This study examines putative non-sport-specific and sport-specific risk factors for eating disorders (ED) among groups of professional female athletes versus non-athletes. In detail, societal pressure to be thin, its internalisation, body dissatisfaction, sports pressure and early specialisation were investigated. The cross-sectional study included 46 aesthetic and 62 ball game sports athletes, and 108 age-matched non-athletes. Study methods comprised a clinical interview to detect ED and questionnaires. More athletes from aesthetic (17%) than from ball game sports (3%) and non-athletes (2%) suffered from ED. Aesthetic sports athletes did not differ from non-athletes in non-sport-specific factors but obtained higher levels than ball game sports athletes in sport-specific variables (p < .01). All factors together accounted for 57.3% of variation in disordered eating, with sports pressure and body dissatisfaction as significant predictors. The results confirm ED risk for German aesthetic athletes and indicate the importance of sports pressure and body dissatisfaction in explaining athletes' vulnerability.

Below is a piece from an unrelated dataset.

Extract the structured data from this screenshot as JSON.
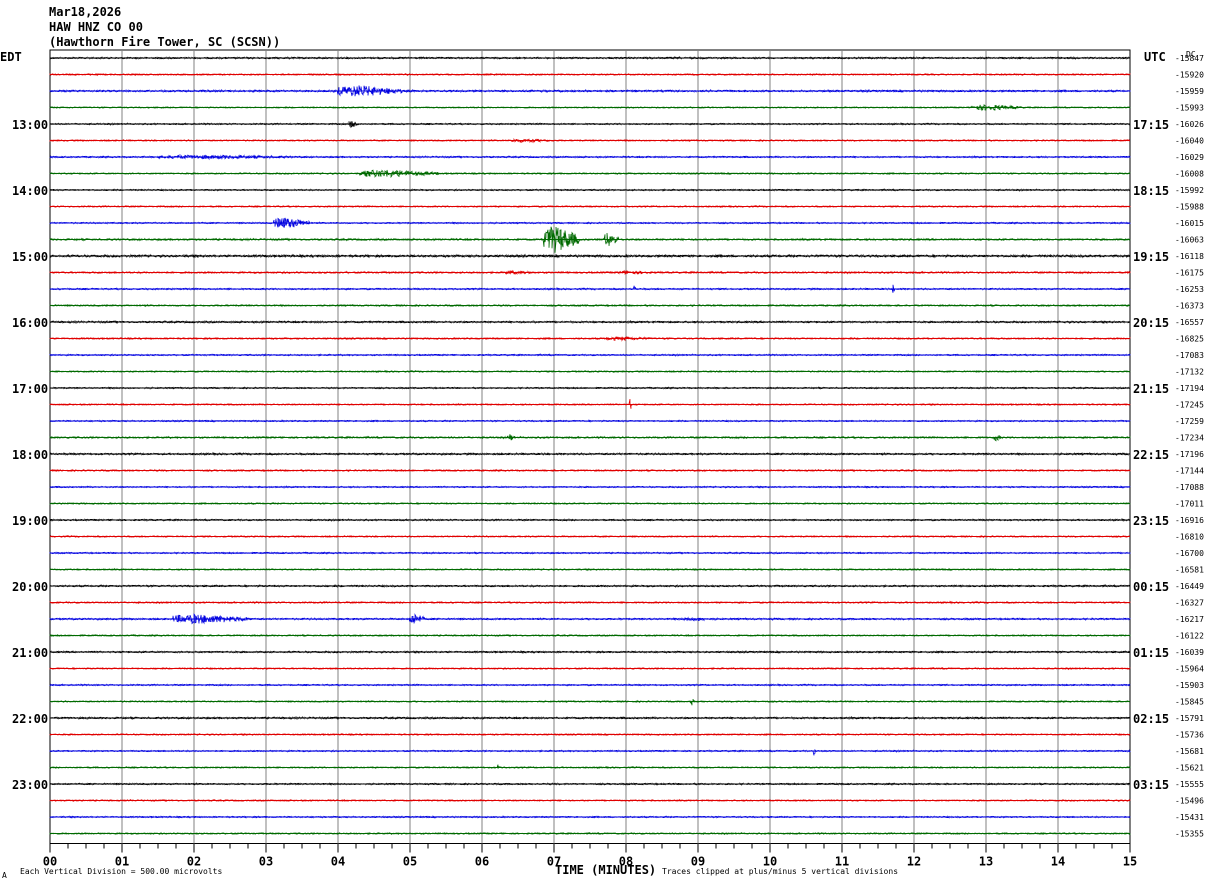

aesthetic and ball game sports, body dissatisfaction, elite performance, sports pressure, women and sport, Adolescent, Adult, Body Image, Child, Cross-Sectional Studies, Female, Female Athlete Triad Syndrome, Germany, Humans, Interview, Psychological, Risk Factors, Social Values, Surveys and Questionnaires, Thinness, Young Adult
Swiss Anorexia Nervosa Foundation Ruhr‐University Bochum Olympic Support Centre Westphalia
External DOI: https://doi.org/10.1002/erv.2360
This record's URL: https://www.repository.cam.ac.uk/handle/1810/293433